We're committed to working with communities in the final 5% to find a fibre solution, and our community fibre partnership scheme is designed to enable this. A Community Fibre Partnership is where we work with a local group – this could be the residents of a rural village or a block of flats in a city centre or even a group of business owners in an industrial park – that isn't covered in an existing fibre upgrade plan to find a solution to bring fibre to their area. There usually needs to be a joint funding arrangement, where we cover the costs in line with our commercial model used throughout the country and the community has the option to self-fund the remaining gap. We always look for solutions to be as affordable as possible.

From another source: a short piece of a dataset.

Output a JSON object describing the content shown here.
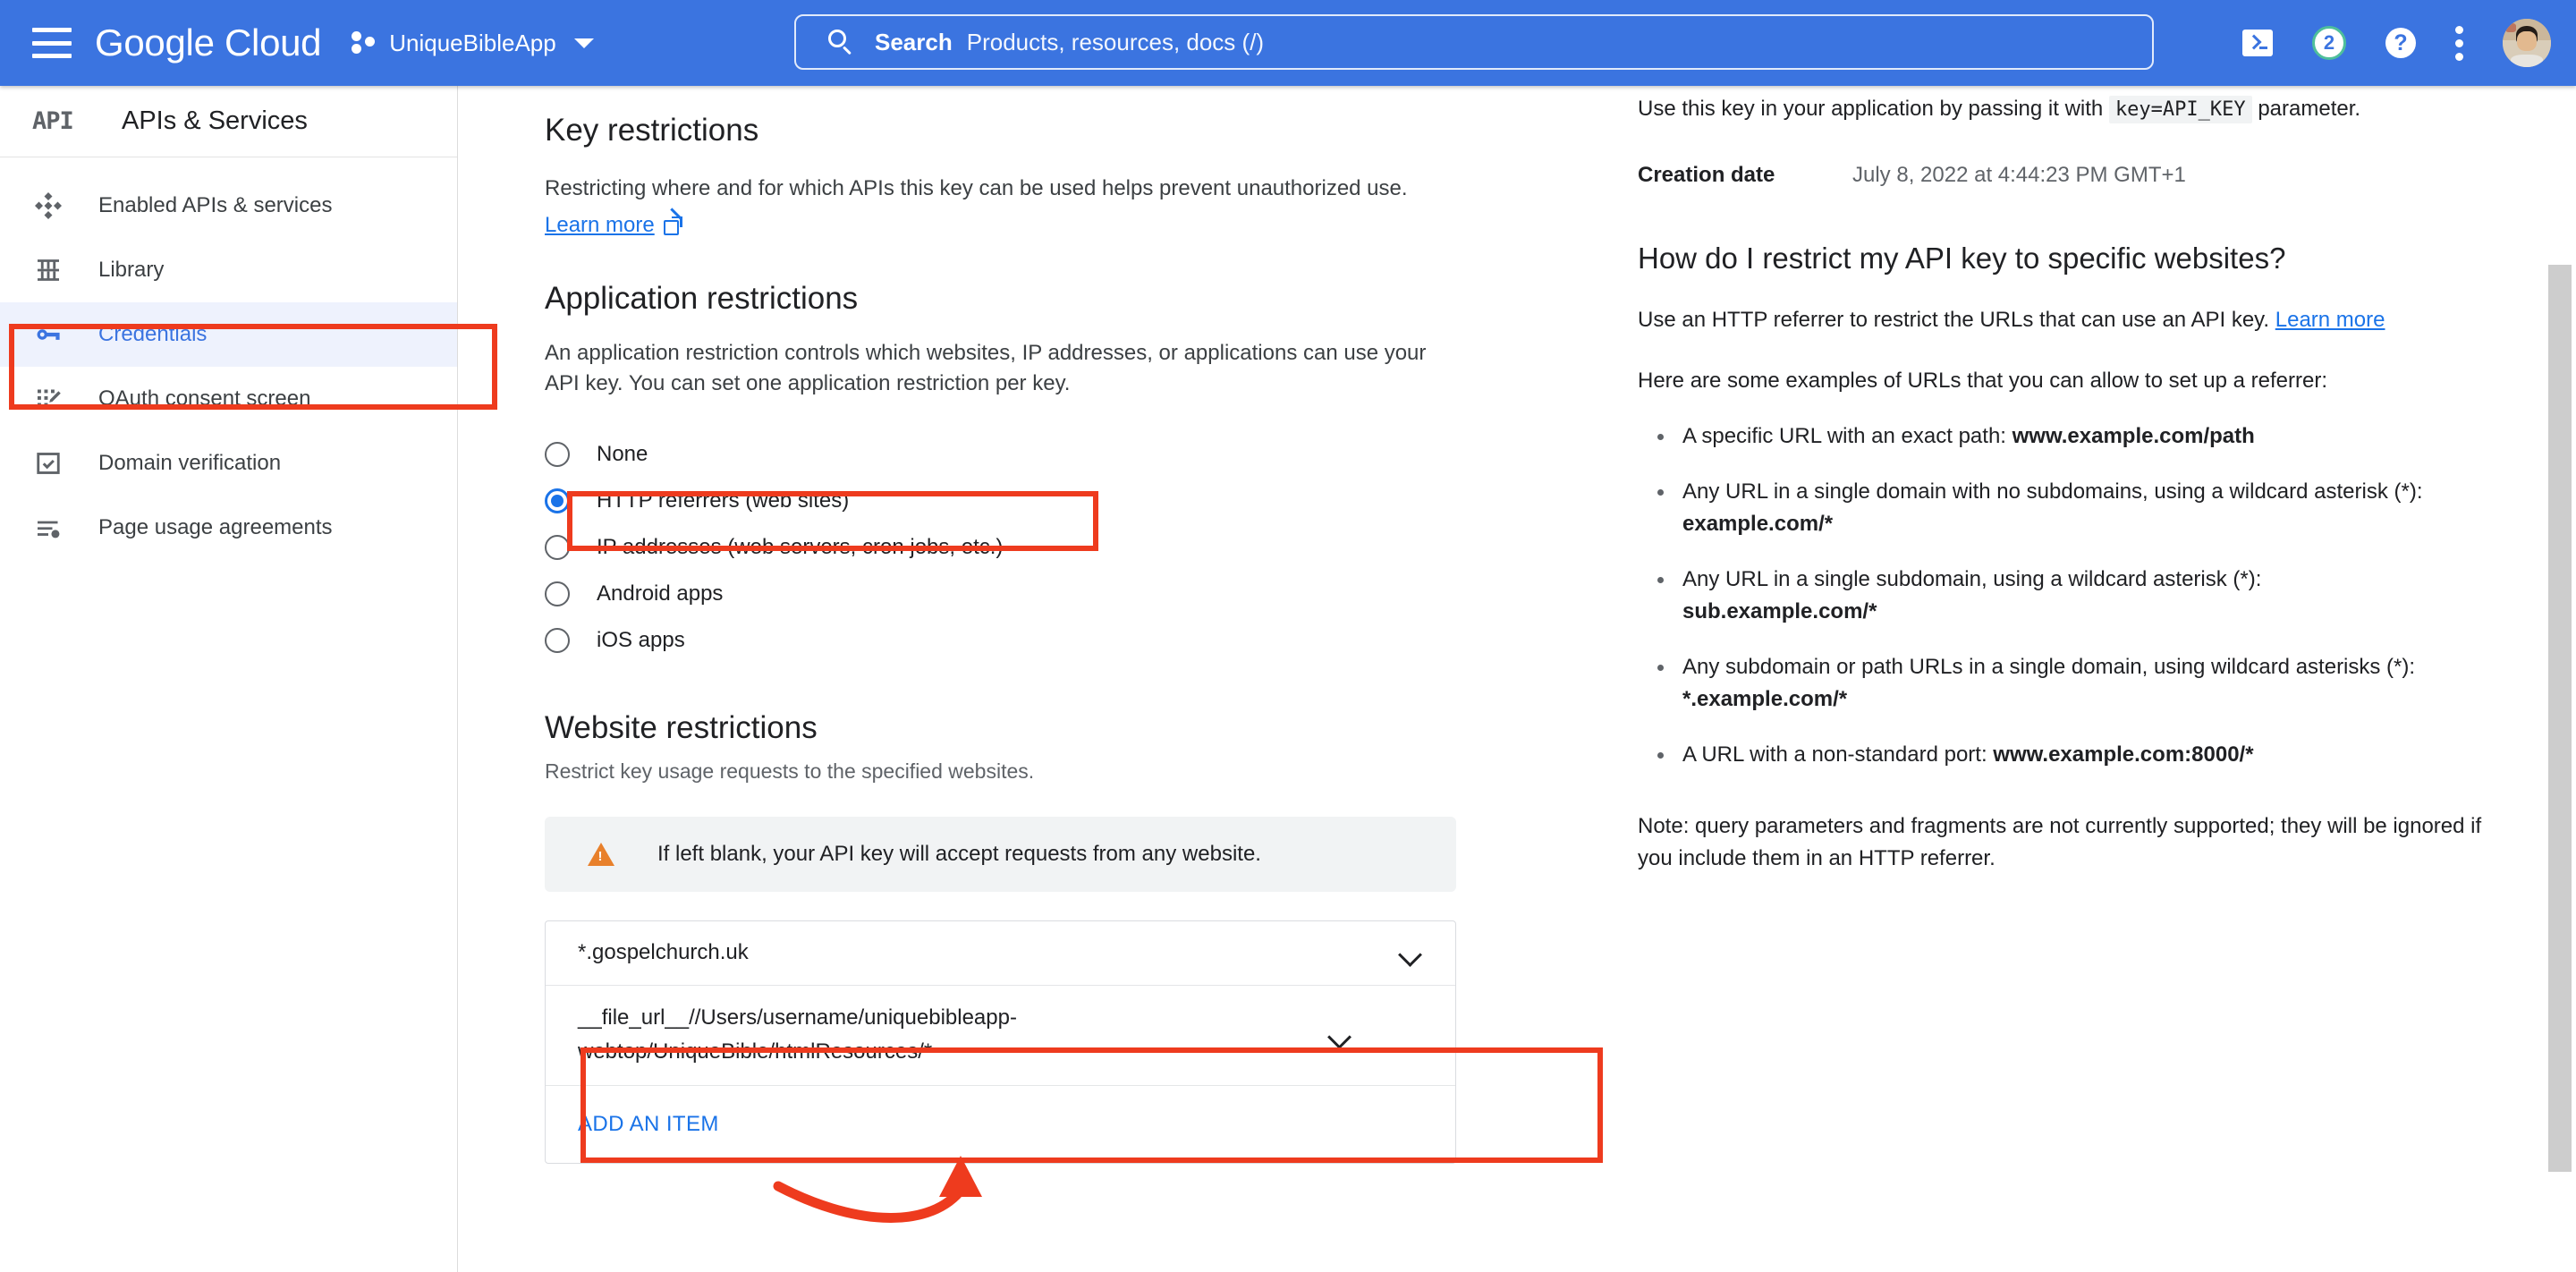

As part of this scheme, BT has made £2m available via a grant for Community Fibre Partnerships that could benefit a local school.
We also intend to deliver fibre and 4G solutions for communities who lack access to superfast broadband and have poor (or no) 4G coverage.
We've a dedicated team providing management and support.
If a community wants to work with us, we provide a single point of contact for the full journey and have established a crowdfunding partner - Spacehive.
Enter a phone number or postcode below to find out the current status of the line or premises in question.
A community would typically look at a partnership when it is:
Find out how we have already been working with communities by reading the case studies.
A Community Fibre Partnership is where BT works with a local group – this could be the residents of a rural village or a block of flats in a city centre or even a group of business owners in an industrial park – that isn't covered in an existing fibre upgrade plan to find a solution to bring fibre to their area. The community works directly with BT and helps fund part of the fibre build.
A Community Fibre Partnership is when we work together with a local community (that's not in our commercial or BDUK fibre roll-out plans) to develop a solution to bring fibre to their community. There usually needs to be a joint funding arrangement, where we cover the costs in line with our commercial model used throughout the country and the community has the option to self-fund the remaining gap. We always look for solutions to be as affordable as possible.
If you decide a community fibre partnership is the way you'd like to proceed, check the availability checker against your post code or land line to make sure you're not already covered by the rollout or that there isn't an existing co-funding initiative in your community.
If your property isn't covered contact us (link to this) and provide the details of the property you're enquiring about for fibre broadband, and an associated landline number. Once we've received that, one of our team will get in touch.
First check with your local council and - if one exists in your area - your BDUK authority to see if your community is included in their fibre plans. If not, contact us with us providing the contact details of the people wishing to explore a community fibre partnership solution, and who would lead the local side of any potential co-funding arrangements to bring fibre to the community.
Having a community partnership with BT means your community will be connected to the national fibre network. This brings some key benefits:
The average lead time from contract signature to enablement (of the infrastructure to enable service) is approximately twelve months. This will all depend on the amount and complexity of the infrastructure that needs to be deployed.
This depends on the amount of infrastructure that needs to be deployed, so naturally will differ from community to community. Once an application is assessed, we'll provide costings.
Crowdfunding is a way to raise money, awareness and support for a project, from the people around you. It's a means of funding that allows individuals to make their ideas a reality with the power of the crowd. It is based on the idea that a number of people can split the cost of something – in this case broadband infrastructure, with multiple people contributing an amount, rather than any one person footing the whole bill.
Yes, we'll explain the different costs as part of our discussions with you. Different technologies require different amounts of infrastructure to be installed and the level of network equipment and labour needed to provide the technology will also determine the costs.
This is dependent on the amount of infrastructure that needs to be deployed. And this will differ from community to community. A community will only be asked to cover costs above those of our commercial model. Once agreed, 50% of the gap funding must be paid prior to work starting and the final 50% on completion (once the infrastructure is in place it becomes part of the Openreach network). Please note: it's the responsibility of Openreach to maintain and update the infrastructure.
Yes, Openreach provides access to its network to all service providers, on an equal basis. This means that wherever we deploy fibre, a whole range of different service providers can offer broadband, bringing plenty of choice to consumers and local businesses.
For most solutions, using fibre to the cabinet, bandwidths will range up to 80Mb/s. Final speeds are dependent on each property's distance from the fibre cabinet but you can typically expect a minimum of 24Mb/s at a range of approx. 1200 metres from the cabinet. The nearer the property is to the cabinet, the greater the speed.
We're open to exploring different types of fibre solutions, but what we can provide will depend on the existing communications infrastructure in your area. We'll examine this at the application stage of each request.
This is an exclusive grant that's available to communities whose co-funded fibre infrastructure serves a school that doesn't have access to fibre broadband, or has a low broadband speed (typically <10Mbps).
A further list of FAQs about our grant scheme can be viewed here.